- What the task asks
Please copy out all the data. Every detail stays the same.

- Working data
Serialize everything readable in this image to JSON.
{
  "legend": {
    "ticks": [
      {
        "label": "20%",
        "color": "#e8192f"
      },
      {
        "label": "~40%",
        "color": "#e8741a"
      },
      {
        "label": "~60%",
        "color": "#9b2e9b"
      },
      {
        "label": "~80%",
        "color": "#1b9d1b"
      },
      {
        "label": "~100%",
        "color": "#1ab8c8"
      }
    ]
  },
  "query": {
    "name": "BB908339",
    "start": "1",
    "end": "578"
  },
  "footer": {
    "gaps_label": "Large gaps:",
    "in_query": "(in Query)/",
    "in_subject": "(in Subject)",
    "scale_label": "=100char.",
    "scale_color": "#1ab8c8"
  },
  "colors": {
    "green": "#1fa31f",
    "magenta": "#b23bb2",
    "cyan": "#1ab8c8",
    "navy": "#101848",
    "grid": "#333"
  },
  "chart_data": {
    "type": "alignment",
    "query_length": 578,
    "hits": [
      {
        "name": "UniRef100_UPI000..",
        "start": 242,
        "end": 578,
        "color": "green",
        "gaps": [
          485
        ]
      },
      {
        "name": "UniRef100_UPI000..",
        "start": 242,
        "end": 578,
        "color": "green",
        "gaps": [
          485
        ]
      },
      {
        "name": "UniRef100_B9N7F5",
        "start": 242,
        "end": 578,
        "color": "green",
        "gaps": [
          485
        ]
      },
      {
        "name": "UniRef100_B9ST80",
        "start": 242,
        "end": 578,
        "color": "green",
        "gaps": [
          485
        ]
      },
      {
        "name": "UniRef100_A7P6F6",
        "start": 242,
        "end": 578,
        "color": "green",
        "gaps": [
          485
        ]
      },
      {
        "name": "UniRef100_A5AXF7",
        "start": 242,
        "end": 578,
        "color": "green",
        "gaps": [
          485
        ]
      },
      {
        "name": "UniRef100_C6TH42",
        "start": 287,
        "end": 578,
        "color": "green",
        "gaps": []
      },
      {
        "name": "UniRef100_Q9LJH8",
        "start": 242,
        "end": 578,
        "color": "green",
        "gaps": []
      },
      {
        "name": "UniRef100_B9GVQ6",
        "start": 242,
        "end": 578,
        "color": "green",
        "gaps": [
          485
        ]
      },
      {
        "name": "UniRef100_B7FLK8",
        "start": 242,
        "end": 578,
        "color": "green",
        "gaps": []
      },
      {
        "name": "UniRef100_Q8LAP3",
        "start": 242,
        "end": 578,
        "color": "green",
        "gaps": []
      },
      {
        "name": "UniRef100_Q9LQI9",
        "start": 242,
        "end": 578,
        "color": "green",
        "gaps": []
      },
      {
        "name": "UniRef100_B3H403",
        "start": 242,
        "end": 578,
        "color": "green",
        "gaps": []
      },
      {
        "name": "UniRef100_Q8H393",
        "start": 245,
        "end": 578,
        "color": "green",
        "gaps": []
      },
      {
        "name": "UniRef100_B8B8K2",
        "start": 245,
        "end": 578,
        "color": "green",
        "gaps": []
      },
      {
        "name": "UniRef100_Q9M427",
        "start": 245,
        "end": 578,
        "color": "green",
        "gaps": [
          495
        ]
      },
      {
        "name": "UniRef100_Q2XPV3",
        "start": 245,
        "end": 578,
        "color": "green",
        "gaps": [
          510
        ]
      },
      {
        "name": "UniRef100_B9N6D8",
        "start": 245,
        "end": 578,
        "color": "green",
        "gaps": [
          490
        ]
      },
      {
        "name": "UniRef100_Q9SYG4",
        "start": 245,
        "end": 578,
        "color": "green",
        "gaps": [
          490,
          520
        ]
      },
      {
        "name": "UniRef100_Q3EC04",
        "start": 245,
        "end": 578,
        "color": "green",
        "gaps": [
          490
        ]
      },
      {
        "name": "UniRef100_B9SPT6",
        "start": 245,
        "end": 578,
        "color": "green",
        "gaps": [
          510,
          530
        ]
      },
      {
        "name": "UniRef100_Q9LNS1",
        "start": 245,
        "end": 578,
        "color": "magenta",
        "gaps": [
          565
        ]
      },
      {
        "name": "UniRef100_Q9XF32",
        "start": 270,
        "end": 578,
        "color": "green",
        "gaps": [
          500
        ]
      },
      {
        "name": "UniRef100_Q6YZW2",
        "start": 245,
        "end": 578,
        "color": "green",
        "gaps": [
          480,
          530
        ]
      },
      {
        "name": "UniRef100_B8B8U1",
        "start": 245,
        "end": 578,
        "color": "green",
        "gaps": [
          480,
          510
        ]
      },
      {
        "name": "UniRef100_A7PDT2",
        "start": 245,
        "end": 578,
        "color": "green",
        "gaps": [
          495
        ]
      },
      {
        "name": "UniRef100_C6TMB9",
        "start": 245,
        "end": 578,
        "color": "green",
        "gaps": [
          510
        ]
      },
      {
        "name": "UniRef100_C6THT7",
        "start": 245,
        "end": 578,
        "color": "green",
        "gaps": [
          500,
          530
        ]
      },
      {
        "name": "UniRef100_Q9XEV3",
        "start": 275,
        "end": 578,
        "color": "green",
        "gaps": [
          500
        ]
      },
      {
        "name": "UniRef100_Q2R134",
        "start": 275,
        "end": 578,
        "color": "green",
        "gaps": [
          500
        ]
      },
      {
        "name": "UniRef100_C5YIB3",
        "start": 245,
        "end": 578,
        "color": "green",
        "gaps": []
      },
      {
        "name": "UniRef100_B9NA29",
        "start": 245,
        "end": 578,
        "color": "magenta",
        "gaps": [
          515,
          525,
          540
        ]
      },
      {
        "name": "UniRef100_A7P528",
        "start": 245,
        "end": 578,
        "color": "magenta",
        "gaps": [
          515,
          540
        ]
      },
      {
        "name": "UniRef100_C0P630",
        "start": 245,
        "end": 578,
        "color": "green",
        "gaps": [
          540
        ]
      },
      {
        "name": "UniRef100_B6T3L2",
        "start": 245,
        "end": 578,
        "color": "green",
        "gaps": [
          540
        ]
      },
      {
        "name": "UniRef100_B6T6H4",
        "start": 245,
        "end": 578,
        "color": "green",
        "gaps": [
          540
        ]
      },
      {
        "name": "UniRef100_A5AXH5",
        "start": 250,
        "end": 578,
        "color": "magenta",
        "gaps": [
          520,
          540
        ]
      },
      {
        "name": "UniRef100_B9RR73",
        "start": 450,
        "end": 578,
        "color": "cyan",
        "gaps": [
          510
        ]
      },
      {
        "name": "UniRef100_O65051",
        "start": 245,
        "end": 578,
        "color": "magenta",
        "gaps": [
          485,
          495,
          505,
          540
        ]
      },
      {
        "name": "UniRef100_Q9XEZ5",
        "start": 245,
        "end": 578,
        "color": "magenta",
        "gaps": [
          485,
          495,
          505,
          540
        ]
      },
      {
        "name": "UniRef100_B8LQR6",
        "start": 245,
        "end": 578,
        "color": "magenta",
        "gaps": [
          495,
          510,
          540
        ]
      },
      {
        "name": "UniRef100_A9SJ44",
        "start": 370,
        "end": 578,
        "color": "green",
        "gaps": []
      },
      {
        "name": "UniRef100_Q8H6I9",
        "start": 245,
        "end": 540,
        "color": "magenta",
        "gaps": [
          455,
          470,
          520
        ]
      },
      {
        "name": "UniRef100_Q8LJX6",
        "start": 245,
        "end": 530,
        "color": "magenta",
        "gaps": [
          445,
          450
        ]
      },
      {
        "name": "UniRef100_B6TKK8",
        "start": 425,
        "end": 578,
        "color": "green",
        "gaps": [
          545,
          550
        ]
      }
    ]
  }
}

- Answer to the problem
Serialize everything readable in this image to JSON.
{
  "legend": {
    "ticks": [
      {
        "label": "20%",
        "color": "#e8192f"
      },
      {
        "label": "~40%",
        "color": "#e8741a"
      },
      {
        "label": "~60%",
        "color": "#9b2e9b"
      },
      {
        "label": "~80%",
        "color": "#1b9d1b"
      },
      {
        "label": "~100%",
        "color": "#1ab8c8"
      }
    ]
  },
  "query": {
    "name": "BB908339",
    "start": "1",
    "end": "578"
  },
  "footer": {
    "gaps_label": "Large gaps:",
    "in_query": "(in Query)/",
    "in_subject": "(in Subject)",
    "scale_label": "=100char.",
    "scale_color": "#1ab8c8"
  },
  "colors": {
    "green": "#1fa31f",
    "magenta": "#b23bb2",
    "cyan": "#1ab8c8",
    "navy": "#101848",
    "grid": "#333"
  },
  "chart_data": {
    "type": "alignment",
    "query_length": 578,
    "hits": [
      {
        "name": "UniRef100_UPI000..",
        "start": 242,
        "end": 578,
        "color": "green",
        "gaps": [
          485
        ]
      },
      {
        "name": "UniRef100_UPI000..",
        "start": 242,
        "end": 578,
        "color": "green",
        "gaps": [
          485
        ]
      },
      {
        "name": "UniRef100_B9N7F5",
        "start": 242,
        "end": 578,
        "color": "green",
        "gaps": [
          485
        ]
      },
      {
        "name": "UniRef100_B9ST80",
        "start": 242,
        "end": 578,
        "color": "green",
        "gaps": [
          485
        ]
      },
      {
        "name": "UniRef100_A7P6F6",
        "start": 242,
        "end": 578,
        "color": "green",
        "gaps": [
          485
        ]
      },
      {
        "name": "UniRef100_A5AXF7",
        "start": 242,
        "end": 578,
        "color": "green",
        "gaps": [
          485
        ]
      },
      {
        "name": "UniRef100_C6TH42",
        "start": 287,
        "end": 578,
        "color": "green",
        "gaps": []
      },
      {
        "name": "UniRef100_Q9LJH8",
        "start": 242,
        "end": 578,
        "color": "green",
        "gaps": []
      },
      {
        "name": "UniRef100_B9GVQ6",
        "start": 242,
        "end": 578,
        "color": "green",
        "gaps": [
          485
        ]
      },
      {
        "name": "UniRef100_B7FLK8",
        "start": 242,
        "end": 578,
        "color": "green",
        "gaps": []
      },
      {
        "name": "UniRef100_Q8LAP3",
        "start": 242,
        "end": 578,
        "color": "green",
        "gaps": []
      },
      {
        "name": "UniRef100_Q9LQI9",
        "start": 242,
        "end": 578,
        "color": "green",
        "gaps": []
      },
      {
        "name": "UniRef100_B3H403",
        "start": 242,
        "end": 578,
        "color": "green",
        "gaps": []
      },
      {
        "name": "UniRef100_Q8H393",
        "start": 245,
        "end": 578,
        "color": "green",
        "gaps": []
      },
      {
        "name": "UniRef100_B8B8K2",
        "start": 245,
        "end": 578,
        "color": "green",
        "gaps": []
      },
      {
        "name": "UniRef100_Q9M427",
        "start": 245,
        "end": 578,
        "color": "green",
        "gaps": [
          495
        ]
      },
      {
        "name": "UniRef100_Q2XPV3",
        "start": 245,
        "end": 578,
        "color": "green",
        "gaps": [
          510
        ]
      },
      {
        "name": "UniRef100_B9N6D8",
        "start": 245,
        "end": 578,
        "color": "green",
        "gaps": [
          490
        ]
      },
      {
        "name": "UniRef100_Q9SYG4",
        "start": 245,
        "end": 578,
        "color": "green",
        "gaps": [
          490,
          520
        ]
      },
      {
        "name": "UniRef100_Q3EC04",
        "start": 245,
        "end": 578,
        "color": "green",
        "gaps": [
          490
        ]
      },
      {
        "name": "UniRef100_B9SPT6",
        "start": 245,
        "end": 578,
        "color": "green",
        "gaps": [
          510,
          530
        ]
      },
      {
        "name": "UniRef100_Q9LNS1",
        "start": 245,
        "end": 578,
        "color": "magenta",
        "gaps": [
          565
        ]
      },
      {
        "name": "UniRef100_Q9XF32",
        "start": 270,
        "end": 578,
        "color": "green",
        "gaps": [
          500
        ]
      },
      {
        "name": "UniRef100_Q6YZW2",
        "start": 245,
        "end": 578,
        "color": "green",
        "gaps": [
          480,
          530
        ]
      },
      {
        "name": "UniRef100_B8B8U1",
        "start": 245,
        "end": 578,
        "color": "green",
        "gaps": [
          480,
          510
        ]
      },
      {
        "name": "UniRef100_A7PDT2",
        "start": 245,
        "end": 578,
        "color": "green",
        "gaps": [
          495
        ]
      },
      {
        "name": "UniRef100_C6TMB9",
        "start": 245,
        "end": 578,
        "color": "green",
        "gaps": [
          510
        ]
      },
      {
        "name": "UniRef100_C6THT7",
        "start": 245,
        "end": 578,
        "color": "green",
        "gaps": [
          500,
          530
        ]
      },
      {
        "name": "UniRef100_Q9XEV3",
        "start": 275,
        "end": 578,
        "color": "green",
        "gaps": [
          500
        ]
      },
      {
        "name": "UniRef100_Q2R134",
        "start": 275,
        "end": 578,
        "color": "green",
        "gaps": [
          500
        ]
      },
      {
        "name": "UniRef100_C5YIB3",
        "start": 245,
        "end": 578,
        "color": "green",
        "gaps": []
      },
      {
        "name": "UniRef100_B9NA29",
        "start": 245,
        "end": 578,
        "color": "magenta",
        "gaps": [
          515,
          525,
          540
        ]
      },
      {
        "name": "UniRef100_A7P528",
        "start": 245,
        "end": 578,
        "color": "magenta",
        "gaps": [
          515,
          540
        ]
      },
      {
        "name": "UniRef100_C0P630",
        "start": 245,
        "end": 578,
        "color": "green",
        "gaps": [
          540
        ]
      },
      {
        "name": "UniRef100_B6T3L2",
        "start": 245,
        "end": 578,
        "color": "green",
        "gaps": [
          540
        ]
      },
      {
        "name": "UniRef100_B6T6H4",
        "start": 245,
        "end": 578,
        "color": "green",
        "gaps": [
          540
        ]
      },
      {
        "name": "UniRef100_A5AXH5",
        "start": 250,
        "end": 578,
        "color": "magenta",
        "gaps": [
          520,
          540
        ]
      },
      {
        "name": "UniRef100_B9RR73",
        "start": 450,
        "end": 578,
        "color": "cyan",
        "gaps": [
          510
        ]
      },
      {
        "name": "UniRef100_O65051",
        "start": 245,
        "end": 578,
        "color": "magenta",
        "gaps": [
          485,
          495,
          505,
          540
        ]
      },
      {
        "name": "UniRef100_Q9XEZ5",
        "start": 245,
        "end": 578,
        "color": "magenta",
        "gaps": [
          485,
          495,
          505,
          540
        ]
      },
      {
        "name": "UniRef100_B8LQR6",
        "start": 245,
        "end": 578,
        "color": "magenta",
        "gaps": [
          495,
          510,
          540
        ]
      },
      {
        "name": "UniRef100_A9SJ44",
        "start": 370,
        "end": 578,
        "color": "green",
        "gaps": []
      },
      {
        "name": "UniRef100_Q8H6I9",
        "start": 245,
        "end": 540,
        "color": "magenta",
        "gaps": [
          455,
          470,
          520
        ]
      },
      {
        "name": "UniRef100_Q8LJX6",
        "start": 245,
        "end": 530,
        "color": "magenta",
        "gaps": [
          445,
          450
        ]
      },
      {
        "name": "UniRef100_B6TKK8",
        "start": 425,
        "end": 578,
        "color": "green",
        "gaps": [
          545,
          550
        ]
      }
    ]
  }
}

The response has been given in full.